- The Ties That Bind: Second Circuit Clarifies When Non-signatory Can Compel Arbitration with a Signatory in "Intertwined" Disputes
- October 19, 2008 | Author: Michael S. Davi
- Law Firm: Vinson & Elkins LLP - New York Office
On September 18, 2008, the Second Circuit issued a decision in Sokol Holdings, Inc. v. BMB Munai, Inc., clarifying the circumstances under which a non-signatory to an arbitration agreement can compel a signatory to that agreement to arbitrate a dispute "intertwined" with that agreement. The court concluded that a non-signatory can compel arbitration pursuant to the arbitration agreement only when the signatory's promise to arbitrate can be reasonably extended to the non-signatory on the basis of the relationships among the parties.
In Sokol Holdings, plaintiffs filed suit in the Southern District of New York alleging that the defendants had tortiously interfered with plaintiffs' agreement to purchase a controlling interest in a Kazak oil company. In their complaint, plaintiffs claimed that the defendants had induced the seller to breach the contract by selling his interest to the defendants instead. The defendants moved to stay or dismiss the action pending arbitration pursuant to the agreement between plaintiffs and the seller in which plaintiffs and seller agreed that any disputes arising under the contract would be arbitrated in Kazakhstan. Although the defendants conceded that they were not parties to that agreement, they nonetheless sought to estop plaintiffs from refusing to arbitrate pursuant to that agreement on the grounds that the dispute was "intertwined" with that agreement. Defendants argued that the dispute was "intertwined" with this agreement because resolution of plaintiffs' claims against defendants involved the question of whether the seller breached his agreement with plaintiffs.

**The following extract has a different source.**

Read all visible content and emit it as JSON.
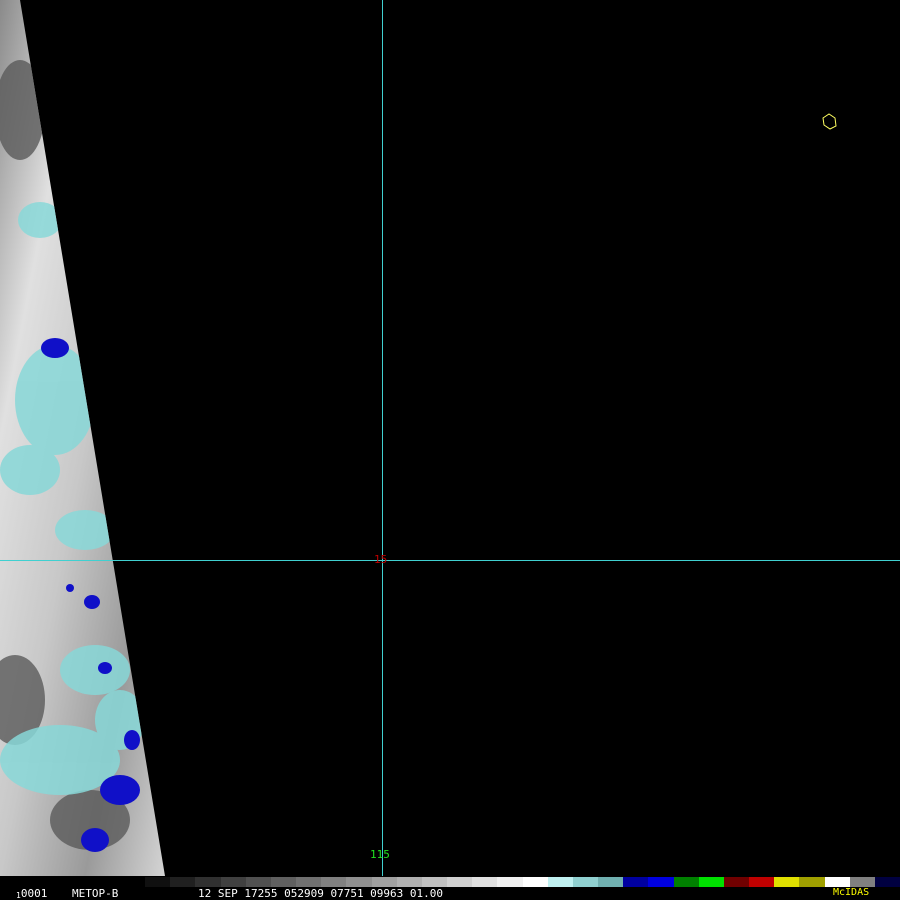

The Second Circuit categorically rejected defendants' argument, calling it "a mockery of the precedents on which it relies." The court explained that estoppel as requested by defendants requires more than an "intertwinement between the dispute and the agreement to arbitrate"; it also requires a pre-existing relationship between the parties that makes it fair to extend the agreement to arbitrate to the non-signatory. Reviewing its precedents, the court noted that in each instance where a signatory had been compelled to arbitrate with a non-signatory, the course of dealings between the non-signatory and the parties to the agreement made it fair to extend the agreement to arbitrate. Such instances included parties resisting arbitration with (1) the non-signatory parent of the contractual counterparty where the resisting party had negotiated the agreement with the non-signatory parent; (2) a surety where the suretyship agreement did not contain an agreement to arbitrate, but the construction contract secured by the surety and incorporated by reference in the suretyship agreement did; and (3) the non-signatory affiliates of the contractual counterparties who had previously assigned their interests in the contract to contractual counterparties. In each of these scenarios, the court observed that the course of dealing between the parties made it unfair or unjust to allow the signatory to avoid its commitment to arbitrate by claiming that the non-signatory was not a party to the agreement to arbitrate. The court explained that estoppel does not flow merely from a dispute that is intertwined with an agreement to arbitrate. Rather, it flows from the conclusion that the relationships among the parties have developed in a manner that makes it unfair for the signatory to claim that its agreement to arbitrate did not extend to the non-signatory. The court noted that an obligation to arbitrate can be based only on consent, and a party cannot be required to submit to arbitration any dispute which it has not agreed so to submit.
In Sokol Holdings, plaintiffs did not agree to arbitrate with defendants, and the only "relationship" between the parties was defendants' alleged tortious interference with plaintiffs' contract. This relationship was not a sufficient basis to compel plaintiffs to arbitrate with parties with whom they had not agreed to arbitrate, regardless of whether the dispute was "intertwined" with the plaintiffs' agreement with seller.